Religious Education and Worship.
As a Church of England Controlled School the Religious Education is according to Gloucestershire’s Agreed Syllabus which is consistent with the Act’s requirements that it “shall reflect the fact that the religious traditions in Great Britain are in the main Christian whilst taking into account the teaching and practices of the other principal religions”. Daily acts of worship are led by the Head Teacher, teaching staff, children and many local clergy. Parents wishing to exercise their rights to withdraw their children from this area should contact the Head Teacher.
Personal, Social, Health Education (PSHE)
At Kingsholm we have welcomed the new curriculum guidance which recognises that teachers are best placed to understand the needs of their pupils and do not need additional central prescription in the teaching of PSHE.
Therefore through our PSHE policy we aim to provide opportunities for children to increase their understanding about their bodies and how they work, hygiene, diet, how to keep fit, use/misuse of drugs, what it means to keep healthy, their personal responsibility for this and factors which promote it. Specific areas of the curriculum, themed work on Food, Ourselves, Healthy Living and the range of physical activities offered, support this.
Sex and Relationships Education
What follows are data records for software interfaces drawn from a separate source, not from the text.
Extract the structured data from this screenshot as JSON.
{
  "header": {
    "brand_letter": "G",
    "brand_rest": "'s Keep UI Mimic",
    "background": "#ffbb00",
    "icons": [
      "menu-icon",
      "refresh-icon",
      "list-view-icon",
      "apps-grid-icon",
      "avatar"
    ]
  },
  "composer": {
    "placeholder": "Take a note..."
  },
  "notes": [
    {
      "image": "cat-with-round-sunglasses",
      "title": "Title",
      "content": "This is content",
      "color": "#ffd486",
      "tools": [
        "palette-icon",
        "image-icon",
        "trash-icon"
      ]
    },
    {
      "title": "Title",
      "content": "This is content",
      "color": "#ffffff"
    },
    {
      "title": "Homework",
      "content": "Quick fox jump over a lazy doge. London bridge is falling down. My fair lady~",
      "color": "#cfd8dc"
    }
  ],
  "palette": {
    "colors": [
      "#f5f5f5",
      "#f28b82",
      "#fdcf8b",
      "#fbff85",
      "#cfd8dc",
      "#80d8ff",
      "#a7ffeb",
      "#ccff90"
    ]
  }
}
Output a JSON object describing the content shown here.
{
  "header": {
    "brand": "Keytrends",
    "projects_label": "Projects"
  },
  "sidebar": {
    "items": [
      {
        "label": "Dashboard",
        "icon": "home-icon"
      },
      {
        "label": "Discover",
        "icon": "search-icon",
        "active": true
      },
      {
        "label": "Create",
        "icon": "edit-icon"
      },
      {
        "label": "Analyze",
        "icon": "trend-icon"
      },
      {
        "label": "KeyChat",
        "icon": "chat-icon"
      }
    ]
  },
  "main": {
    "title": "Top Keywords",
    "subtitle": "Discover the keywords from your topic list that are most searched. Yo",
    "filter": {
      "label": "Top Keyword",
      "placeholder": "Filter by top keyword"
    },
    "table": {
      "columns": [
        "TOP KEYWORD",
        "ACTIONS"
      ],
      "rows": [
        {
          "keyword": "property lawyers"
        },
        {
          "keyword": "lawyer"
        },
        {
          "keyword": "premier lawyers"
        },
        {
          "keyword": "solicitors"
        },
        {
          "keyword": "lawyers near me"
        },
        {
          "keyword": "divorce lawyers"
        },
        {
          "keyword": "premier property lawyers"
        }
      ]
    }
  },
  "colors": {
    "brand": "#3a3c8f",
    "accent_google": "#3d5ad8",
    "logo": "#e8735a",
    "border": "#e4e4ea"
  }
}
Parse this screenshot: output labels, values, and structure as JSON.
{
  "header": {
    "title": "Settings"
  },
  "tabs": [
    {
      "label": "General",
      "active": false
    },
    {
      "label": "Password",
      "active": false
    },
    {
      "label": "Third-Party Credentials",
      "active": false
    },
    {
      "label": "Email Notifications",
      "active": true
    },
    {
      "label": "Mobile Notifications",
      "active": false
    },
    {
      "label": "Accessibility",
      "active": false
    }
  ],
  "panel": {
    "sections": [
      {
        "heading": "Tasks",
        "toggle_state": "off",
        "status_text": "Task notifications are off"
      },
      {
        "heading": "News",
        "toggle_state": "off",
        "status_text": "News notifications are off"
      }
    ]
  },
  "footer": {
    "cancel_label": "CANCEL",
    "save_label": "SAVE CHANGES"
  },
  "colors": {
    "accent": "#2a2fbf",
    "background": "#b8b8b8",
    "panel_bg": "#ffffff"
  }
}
Sex and relationships education has now been removed from the KS1 and KS2 curriculum. Aspects of sex education are now covered in Y5 and Y6 through the science curriculum. Specifically these are:
Year 5 (statutory requirements): Describe the differences in the life cycles of a mammal, an amphibian, an insect and a bird; Describe the life process of reproduction in some plants and animals; Describe the changes as humans develop to old age.
Year 6 (statutory requirements): Recognise that living things produce offspring of the same kind, but normally offspring vary and are not identical to their parents.
Relationships education is now taught in the wider context of health, personal and social education, sometimes in conjunction with religious education.
We believe that home learning can make an important contribution to pupils’ progress at school. The recommended time allocation for home learning is:
Reception – ½ hour every week Years 3 and 4 - 1½ hours every week.
Years 1 and 2 - 1 hour every week. Years 5 and 6 - 2½ hours every week.
Home learning will mostly be English or Maths activities plus finding out relevant information about the current term’s Kingsholm Curriculum theme.